The FINANCIAL -- The effects of redlining are still visible in today's housing market, 50 years after the practice was outlawed.
Homes in areas that were "redlined" – or deemed "hazardous" for mortgage lending by the federal Home Owners' Loan Corp. – remain undervalued when compared with other nearby homes, according to a new Zillow analysis of Mapping Inequality.
The median value of a home in redlined areas is $276,199, nearly $50,000 less than the $324,489 median value of homes in the surrounding areas. The gap demonstrates how the practice – outlawed in 1968 – has had a lasting impact on neighborhoods and the ability of the people who live there.
The practice of redlining emerged as the U.S. recovered from the Great Depression. Areas around the country were labeled to assess credit risks for mortgage lenders. The worst designation was "hazardous," which frequently coincided with the racial makeup of the area's residents. These areas were literally colored in red on maps, hence the term "redlining." People living in these places – overwhelmingly people of color – were essentially locked out of the mortgage lending market, and therefore unable to buy a home.
Homeownership is often regarded as a significant factor in building wealth. By denying people in whole neighborhoods equal access to homeownership, the practice of redlining put residents of those areas at a distinct economic disadvantage that can still be seen today.
Through most of the housing recovery from the Great Recession a decade ago, homes in redlined areas made incremental gains on the rest of the housing stock, gaining 69.1 percent in value compared with 53.5 percent for homes in non-redlined areas since March 2012. Yet the gap still persists – homes in redlined areas are now worth 85 percent of the value of the surrounding homes.
"The lasting impact of redlining is a striking example of how the kind of discrimination – financial and racial – codified nearly a century ago continues to affect homeowners and whole communities today," said Zillow Chief Economist Dr. Svenja Gudell. "Redlining and other forms of systemic discrimination, from Jim Crow laws to racial covenants, contributed to a serious divide in homeownership rates between whites and other groups that has had devastating consequences for both the financial wealth and social health of non-white Americans. With the renewed popularity of inner cities in particular in recent years, some formerly redlined areas are experiencing a renaissance of sorts, but even in these areas "success" is relative. Gentrification and eminent domain, for example, have both re-shaped cities and often displaced long-time residents, many of them people of color. Progress toward closing these gaps and righting history's wrongs has been slow, and clearly there's a lot of work left to be done."

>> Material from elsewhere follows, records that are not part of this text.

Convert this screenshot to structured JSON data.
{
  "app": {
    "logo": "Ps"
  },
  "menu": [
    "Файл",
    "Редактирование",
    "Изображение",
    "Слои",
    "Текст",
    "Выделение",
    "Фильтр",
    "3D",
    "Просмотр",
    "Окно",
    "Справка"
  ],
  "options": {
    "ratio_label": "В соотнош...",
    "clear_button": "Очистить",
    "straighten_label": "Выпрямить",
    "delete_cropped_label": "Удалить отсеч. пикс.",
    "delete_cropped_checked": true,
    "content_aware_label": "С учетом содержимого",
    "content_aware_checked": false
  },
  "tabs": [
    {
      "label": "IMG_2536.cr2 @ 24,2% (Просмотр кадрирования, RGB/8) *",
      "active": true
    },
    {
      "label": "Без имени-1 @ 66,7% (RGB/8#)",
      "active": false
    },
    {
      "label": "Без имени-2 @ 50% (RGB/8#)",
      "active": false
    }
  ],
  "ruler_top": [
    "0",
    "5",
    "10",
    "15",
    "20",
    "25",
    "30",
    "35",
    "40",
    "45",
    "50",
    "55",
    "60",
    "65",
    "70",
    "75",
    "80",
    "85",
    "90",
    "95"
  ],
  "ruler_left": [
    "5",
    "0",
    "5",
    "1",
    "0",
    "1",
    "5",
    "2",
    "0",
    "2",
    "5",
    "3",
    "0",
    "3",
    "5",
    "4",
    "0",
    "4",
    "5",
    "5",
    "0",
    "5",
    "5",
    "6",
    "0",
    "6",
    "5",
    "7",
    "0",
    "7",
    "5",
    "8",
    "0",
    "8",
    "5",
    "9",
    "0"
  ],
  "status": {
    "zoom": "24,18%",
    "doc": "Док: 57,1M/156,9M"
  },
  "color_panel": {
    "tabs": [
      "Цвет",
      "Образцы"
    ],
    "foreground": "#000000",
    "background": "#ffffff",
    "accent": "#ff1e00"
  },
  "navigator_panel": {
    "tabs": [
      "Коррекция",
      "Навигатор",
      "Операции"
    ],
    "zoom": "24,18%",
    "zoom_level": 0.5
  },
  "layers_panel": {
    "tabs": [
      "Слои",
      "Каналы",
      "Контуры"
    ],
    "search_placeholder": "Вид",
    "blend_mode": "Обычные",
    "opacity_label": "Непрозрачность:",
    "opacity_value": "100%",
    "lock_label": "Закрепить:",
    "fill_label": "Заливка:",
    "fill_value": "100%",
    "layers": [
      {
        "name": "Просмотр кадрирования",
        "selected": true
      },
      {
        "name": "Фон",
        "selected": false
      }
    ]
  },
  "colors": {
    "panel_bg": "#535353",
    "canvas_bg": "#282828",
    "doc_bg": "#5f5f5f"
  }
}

In Atlanta and Tampa, homes in redlined areas are still worth less than half the value of the rest of the homes in the area. Homes in areas once marked as "hazardous" are worth $193,866 in Atlanta, compared with $428,813 for the rest of the region. In Tampa, those values are $219,991 and $482,141, respectively.
There are some places where homes in formerly redlined areas are now more valuable than the rest of the homes in that area. In Boston, for example, the typical home value in a historically redlined area is $847,992, about $95,000 higher than nearby homes.